Oladipo called it goaltending. However, the officials didn’t call goaltending on the play, therefore it was not reviewable. Often on bang-bang plays like this one an official will call goaltending just to give themselves the chance to review it, but this crew did not (and that is a tough call to make accurately in real time).

From there, LeBron went on to hit the dramatic game-winning three that gave Cleveland the win and a 3-2 series lead.

The report also concluded that it was Thaddeus Young who knocked the ball out of bounds on the baseline with 27.6 seconds left, knocking the ball out of LeBron’s hands. The ball bounced on the line — and was therefore out, but the official didn’t call it — then bounced back up, hit LeBron on the arm and went clearly out of bounds. The referee called the second bounce after it hit LeBron. From the report:

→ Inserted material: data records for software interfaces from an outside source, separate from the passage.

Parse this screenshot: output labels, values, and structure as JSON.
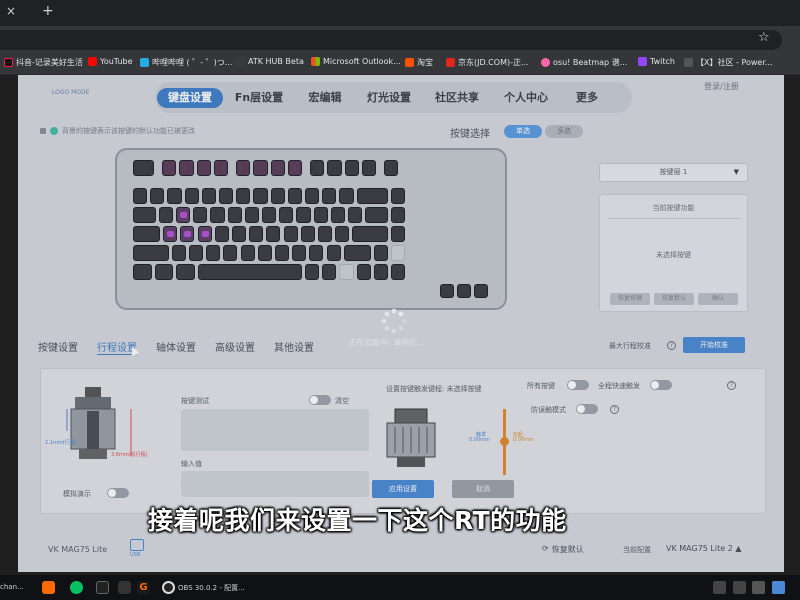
{
  "browser": {
    "tab_close": "×",
    "tab_new": "+",
    "star": "☆",
    "bookmarks": [
      {
        "label": "抖音-记录美好生活",
        "color": "#111111"
      },
      {
        "label": "YouTube",
        "color": "#ff0000"
      },
      {
        "label": "哔哩哔哩 ( ゜- ゜)つ...",
        "color": "#23ade5"
      },
      {
        "label": "ATK HUB Beta",
        "color": "#3a3a3a"
      },
      {
        "label": "Microsoft Outlook...",
        "color": "#f25022"
      },
      {
        "label": "淘宝",
        "color": "#ff5000"
      },
      {
        "label": "京东(JD.COM)-正...",
        "color": "#e1251b"
      },
      {
        "label": "osu! Beatmap 谱...",
        "color": "#ff66aa"
      },
      {
        "label": "Twitch",
        "color": "#9146ff"
      },
      {
        "label": "【X】社区 - Power...",
        "color": "#555555"
      }
    ]
  },
  "site": {
    "logo": "LOGO MODE",
    "nav": [
      "键盘设置",
      "Fn层设置",
      "宏编辑",
      "灯光设置",
      "社区共享",
      "个人中心",
      "更多"
    ],
    "login": "登录/注册",
    "tip": "背景的按键表示该按键的默认功能已被更改",
    "key_select": {
      "label": "按键选择",
      "on": "单选",
      "off": "多选"
    },
    "layer_select": "按键层 1",
    "fn_panel": {
      "title": "当前按键功能",
      "empty": "未选择按键",
      "buttons": [
        "恢复按键",
        "恢复默认",
        "确认"
      ]
    },
    "loading": "正在加载中, 请稍后...",
    "subtabs": [
      "按键设置",
      "行程设置",
      "轴体设置",
      "高级设置",
      "其他设置"
    ],
    "calibrate": {
      "label": "最大行程校准",
      "button": "开始校准"
    },
    "travel": {
      "dim_left": "2.1mm(行程)",
      "dim_right": "3.8mm(总行程)",
      "test_label": "按键测试",
      "clear_label": "清空",
      "input_label": "输入值",
      "sim_label": "模拟演示",
      "trigger_label": "设置按键触发键程: 未选择按键",
      "all_keys": "所有按键",
      "rapid_trigger": "全程快速触发",
      "anti_shake": "防误触模式",
      "slider_left_top": "触发",
      "slider_left_bottom": "0.00mm",
      "slider_right_top": "抬起",
      "slider_right_bottom": "0.00mm",
      "apply": "应用设置",
      "cancel": "取消"
    },
    "footer": {
      "device": "VK MAG75 Lite",
      "usb": "USB",
      "restore": "恢复默认",
      "current_config": "当前配置",
      "device_select": "VK MAG75 Lite 2 ▲"
    }
  },
  "subtitle": "接着呢我们来设置一下这个RT的功能",
  "taskbar": {
    "left_text": "chan...",
    "obs": "OBS 30.0.2 - 配置..."
  },
  "colors": {
    "accent": "#3f7ec9",
    "key_light": "#b552d6",
    "slider": "#e38a2b"
  }
}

“(Video) shows that Young (IND) deflects the ball away from James (CLE) and it lands out of bounds, but there is no whistle. The ball then bounces and hits James’ arm and lands out of bounds again, which is called. Possession of the ball is incorrectly awarded to the Pacers.”

One other note to Pacers fans: The goaltending call is not why Indiana lost. Oladipo shot 2-of-15 on the night. Darren Collison had a very an off night, was not aggressive, and was 1-of-5 shooting. There are a myriad of plays and decisions that go into a game, one blown call is not why the Pacers lost.

The question is can they regroup at home, get more secondary playmaking and buckets from someone other Oladipo, and can their defense force a Game 7? It can, but they have to put the end of Game 5 behind them first.